If you receive SSI as a child, depending on your disability, your benefits under the SSI program might be extended into adulthood. The SSA will review your case before your 18th birthday. At that time, they'll use adult criteria for determining whether your condition qualifies as a disability and whether your benefits will continue. Learn more about that process in our article on age 18 redeterminations.
The SSA has several options for applying, depending on your needs and your circumstances. You can apply by using the online form, by calling the Social Security office, or by visiting a local office in person. Each of these avenues comes with its own benefits and drawbacks. For example, while applying online is convenient, some people may need help with answering questions. And while visiting an office in person may work for some people, doing so may be too time-consuming or physically painful for others.
If you want to make a phone appointment or check your application status, you can call the SSA Monday through Friday at 800-772-1213 (TTY 800-325-0778) from 8 a.m. to 7 p.m.

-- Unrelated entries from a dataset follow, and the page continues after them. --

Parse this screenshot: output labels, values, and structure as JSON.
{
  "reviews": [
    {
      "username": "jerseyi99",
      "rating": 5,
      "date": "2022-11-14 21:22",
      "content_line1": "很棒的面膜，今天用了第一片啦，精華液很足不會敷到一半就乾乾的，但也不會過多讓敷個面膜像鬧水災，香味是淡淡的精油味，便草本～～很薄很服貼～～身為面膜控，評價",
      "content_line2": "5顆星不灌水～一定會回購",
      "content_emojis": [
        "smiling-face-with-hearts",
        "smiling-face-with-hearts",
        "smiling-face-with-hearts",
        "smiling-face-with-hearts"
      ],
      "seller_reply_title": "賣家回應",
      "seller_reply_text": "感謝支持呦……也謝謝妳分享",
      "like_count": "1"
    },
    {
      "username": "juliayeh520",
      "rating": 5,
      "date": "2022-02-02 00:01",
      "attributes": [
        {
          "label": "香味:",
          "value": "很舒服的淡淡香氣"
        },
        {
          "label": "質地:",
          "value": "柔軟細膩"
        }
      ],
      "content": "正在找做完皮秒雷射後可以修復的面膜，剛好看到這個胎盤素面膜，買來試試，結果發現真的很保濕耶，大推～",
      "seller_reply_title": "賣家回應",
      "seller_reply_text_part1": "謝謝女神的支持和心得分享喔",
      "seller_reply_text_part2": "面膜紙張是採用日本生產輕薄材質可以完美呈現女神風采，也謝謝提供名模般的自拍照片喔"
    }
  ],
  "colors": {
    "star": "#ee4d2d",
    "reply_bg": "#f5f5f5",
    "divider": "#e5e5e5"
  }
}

After you've applied for disability benefits, a disability claims examiner will contact you if they need more information. They will look at the evidence supporting your application and consult with a doctor who works with them. Based on their review, they will either approve or deny your claim.
If Social Security denies your claim, you can appeal the decision. An appeal starts with requesting an initial reconsideration and can go all the way to filing an appeal with the Social Security Appeals Council. How to best handle your appeal will depend on the information in your application, your needs, and what the claims examiner says about your application. For help appealing a denied claim, it can be helpful to have an experienced disability benefits lawyer on your side.
Published February 6, 2023